First, it was the tie with Michigan. Then, it was the loss to Stanford.
Now, it's Lou Holtz's sideline decorum.
Two days after Notre Dame's 42-16 romp over Brigham Young, Irish coach Lou Holtz was trying to live down the latest incident in his topsy-turvy season.
Late in the fourth quarter Saturday, Holtz became so incensed over a non-call by an official that he staged a sideline tantrum. He threw his hat, stomped out onto the field and then, after getting hit with a 15-yard penalty, apparently put a headlock on referee Thomas Thamert.
Yesterday, during a conference call to promote the Notre Dame-Navy game Saturday in the Meadowlands, Holtz offered another apology and admitted his mistake. But he stopped short of saying he was embarrassed by the incident.
"Oh, no," he said when asked if he felt embarrassed. "You have to understand. Do I wish I didn't do it? Absolutely. It was a case of showing him where the [BYU player's] arms were around. It was not done in anger."
The 10th-ranked Irish (5-1-1) already were assured of victory when Holtz determined that blitzing linebacker Pete Bercich was held by a BYU player.
"I've been in the game a long time," Holtz said. "I've never gotten a 15-yard penalty since 1970. That's 22 years. I never used profanity on the sidelines. The 15-yard penalty was called because I threw my hat behind the bench, I guess; I wasn't told.
"If I was going to get 15 yards, I was going to have my say.
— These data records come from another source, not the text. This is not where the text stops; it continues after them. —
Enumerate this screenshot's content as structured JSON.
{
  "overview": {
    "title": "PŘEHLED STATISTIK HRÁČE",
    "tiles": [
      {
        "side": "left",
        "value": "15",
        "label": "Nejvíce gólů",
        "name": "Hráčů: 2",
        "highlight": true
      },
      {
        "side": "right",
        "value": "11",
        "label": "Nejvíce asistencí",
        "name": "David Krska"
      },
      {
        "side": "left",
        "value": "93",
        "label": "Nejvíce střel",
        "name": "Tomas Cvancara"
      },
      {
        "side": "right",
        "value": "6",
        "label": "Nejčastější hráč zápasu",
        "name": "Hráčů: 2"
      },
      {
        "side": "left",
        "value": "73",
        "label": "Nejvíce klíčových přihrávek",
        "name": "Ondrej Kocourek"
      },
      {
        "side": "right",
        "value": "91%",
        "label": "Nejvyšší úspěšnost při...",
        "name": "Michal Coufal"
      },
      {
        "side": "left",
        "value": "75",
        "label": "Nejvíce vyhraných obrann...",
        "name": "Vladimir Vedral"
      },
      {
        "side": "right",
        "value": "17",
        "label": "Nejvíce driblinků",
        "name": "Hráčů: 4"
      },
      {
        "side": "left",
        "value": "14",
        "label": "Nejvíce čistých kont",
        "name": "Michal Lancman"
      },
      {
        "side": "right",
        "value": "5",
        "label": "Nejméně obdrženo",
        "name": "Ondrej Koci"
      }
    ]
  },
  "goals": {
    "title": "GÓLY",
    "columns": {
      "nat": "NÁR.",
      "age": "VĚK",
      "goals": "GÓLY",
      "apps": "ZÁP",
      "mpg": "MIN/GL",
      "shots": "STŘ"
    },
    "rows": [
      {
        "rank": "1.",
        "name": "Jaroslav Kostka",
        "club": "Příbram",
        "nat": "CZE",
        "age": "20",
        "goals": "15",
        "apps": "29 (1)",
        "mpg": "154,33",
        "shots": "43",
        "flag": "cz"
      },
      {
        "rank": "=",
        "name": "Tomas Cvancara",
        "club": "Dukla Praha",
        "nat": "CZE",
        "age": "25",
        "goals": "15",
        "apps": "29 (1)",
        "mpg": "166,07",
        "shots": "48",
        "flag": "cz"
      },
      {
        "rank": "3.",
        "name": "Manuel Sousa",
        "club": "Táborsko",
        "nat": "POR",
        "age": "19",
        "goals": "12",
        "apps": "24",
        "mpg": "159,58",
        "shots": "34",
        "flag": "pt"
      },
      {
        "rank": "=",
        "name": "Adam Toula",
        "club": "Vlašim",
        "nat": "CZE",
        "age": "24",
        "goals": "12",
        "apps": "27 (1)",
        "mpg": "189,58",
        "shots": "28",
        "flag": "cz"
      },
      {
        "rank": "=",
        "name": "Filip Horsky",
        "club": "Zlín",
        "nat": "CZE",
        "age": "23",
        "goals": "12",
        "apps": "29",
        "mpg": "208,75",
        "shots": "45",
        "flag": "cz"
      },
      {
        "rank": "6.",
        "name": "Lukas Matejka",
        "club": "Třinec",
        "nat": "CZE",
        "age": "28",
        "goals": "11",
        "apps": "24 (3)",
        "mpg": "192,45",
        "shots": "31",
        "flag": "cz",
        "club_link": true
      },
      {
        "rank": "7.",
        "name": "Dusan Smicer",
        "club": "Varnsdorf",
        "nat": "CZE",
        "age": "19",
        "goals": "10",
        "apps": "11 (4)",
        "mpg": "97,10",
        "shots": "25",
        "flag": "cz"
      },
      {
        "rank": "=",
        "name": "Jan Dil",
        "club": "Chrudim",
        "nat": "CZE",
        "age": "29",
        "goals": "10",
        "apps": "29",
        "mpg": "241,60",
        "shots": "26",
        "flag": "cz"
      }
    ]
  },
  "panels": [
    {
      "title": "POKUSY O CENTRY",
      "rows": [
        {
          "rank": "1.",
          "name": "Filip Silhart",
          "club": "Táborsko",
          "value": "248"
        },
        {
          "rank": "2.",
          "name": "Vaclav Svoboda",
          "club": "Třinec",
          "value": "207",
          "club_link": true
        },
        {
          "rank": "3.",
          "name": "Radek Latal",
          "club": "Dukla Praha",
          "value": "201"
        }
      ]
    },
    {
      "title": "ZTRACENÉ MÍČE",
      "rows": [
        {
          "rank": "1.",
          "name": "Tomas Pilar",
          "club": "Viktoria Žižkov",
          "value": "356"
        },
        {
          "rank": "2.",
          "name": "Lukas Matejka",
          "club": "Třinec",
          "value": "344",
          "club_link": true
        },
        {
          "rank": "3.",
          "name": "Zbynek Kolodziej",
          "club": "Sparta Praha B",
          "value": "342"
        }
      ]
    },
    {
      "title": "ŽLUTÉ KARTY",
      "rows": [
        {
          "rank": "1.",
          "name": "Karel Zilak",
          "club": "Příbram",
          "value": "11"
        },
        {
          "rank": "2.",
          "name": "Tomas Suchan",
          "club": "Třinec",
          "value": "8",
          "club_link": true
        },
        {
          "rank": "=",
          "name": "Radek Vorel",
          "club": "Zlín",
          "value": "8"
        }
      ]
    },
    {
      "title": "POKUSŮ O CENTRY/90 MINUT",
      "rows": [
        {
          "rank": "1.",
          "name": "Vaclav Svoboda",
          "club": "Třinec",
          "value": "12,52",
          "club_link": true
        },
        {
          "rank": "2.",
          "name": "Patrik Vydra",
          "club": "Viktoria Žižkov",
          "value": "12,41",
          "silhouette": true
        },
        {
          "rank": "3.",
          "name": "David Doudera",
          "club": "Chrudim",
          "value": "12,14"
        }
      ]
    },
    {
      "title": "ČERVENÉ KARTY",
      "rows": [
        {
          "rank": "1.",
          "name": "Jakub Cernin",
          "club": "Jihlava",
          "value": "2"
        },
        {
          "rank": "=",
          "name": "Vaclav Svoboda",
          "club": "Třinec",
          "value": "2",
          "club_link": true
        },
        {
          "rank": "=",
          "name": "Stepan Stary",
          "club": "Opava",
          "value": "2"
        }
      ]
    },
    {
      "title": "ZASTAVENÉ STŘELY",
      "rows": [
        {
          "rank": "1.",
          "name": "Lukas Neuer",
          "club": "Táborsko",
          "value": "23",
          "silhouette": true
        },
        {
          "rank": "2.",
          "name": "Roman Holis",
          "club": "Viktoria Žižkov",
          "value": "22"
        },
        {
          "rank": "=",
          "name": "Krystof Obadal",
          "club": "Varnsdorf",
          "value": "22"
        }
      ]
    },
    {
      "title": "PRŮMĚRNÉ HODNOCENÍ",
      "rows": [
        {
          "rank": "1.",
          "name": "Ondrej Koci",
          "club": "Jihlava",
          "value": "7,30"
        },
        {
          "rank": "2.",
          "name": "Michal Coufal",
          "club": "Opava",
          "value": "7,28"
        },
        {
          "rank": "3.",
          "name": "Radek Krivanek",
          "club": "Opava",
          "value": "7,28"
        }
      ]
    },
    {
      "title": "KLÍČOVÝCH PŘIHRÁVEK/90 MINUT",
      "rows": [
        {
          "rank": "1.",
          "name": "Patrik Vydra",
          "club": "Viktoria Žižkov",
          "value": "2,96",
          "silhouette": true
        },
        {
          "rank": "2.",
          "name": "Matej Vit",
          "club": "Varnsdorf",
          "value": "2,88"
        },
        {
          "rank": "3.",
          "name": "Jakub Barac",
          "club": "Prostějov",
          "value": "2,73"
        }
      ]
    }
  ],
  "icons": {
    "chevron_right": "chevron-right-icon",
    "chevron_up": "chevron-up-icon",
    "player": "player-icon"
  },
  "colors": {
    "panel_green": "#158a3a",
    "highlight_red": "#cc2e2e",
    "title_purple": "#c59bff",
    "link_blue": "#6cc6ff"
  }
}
During that time, I asked to see the official. I did not put a headlock on. I put my arm around him and asked if this is legal. . . . I made a mistake."
It is clear that Holtz was upset over the number of calls he disagreed with during the game. When he taped his television show Sunday night, Holtz said he counted nine calls that he took issue with.
This season, Holtz's play-calling has come under question after a 17-17 tie with Michigan at home. And, on Oct. 3, Notre Dame dropped a 33-16 decision to Stanford at Notre Dame Stadium.
That prompted Holtz to promise, at a Friday night pep rally on campus, that Notre Dame never would lose another home game. He since has tried to play down that promise.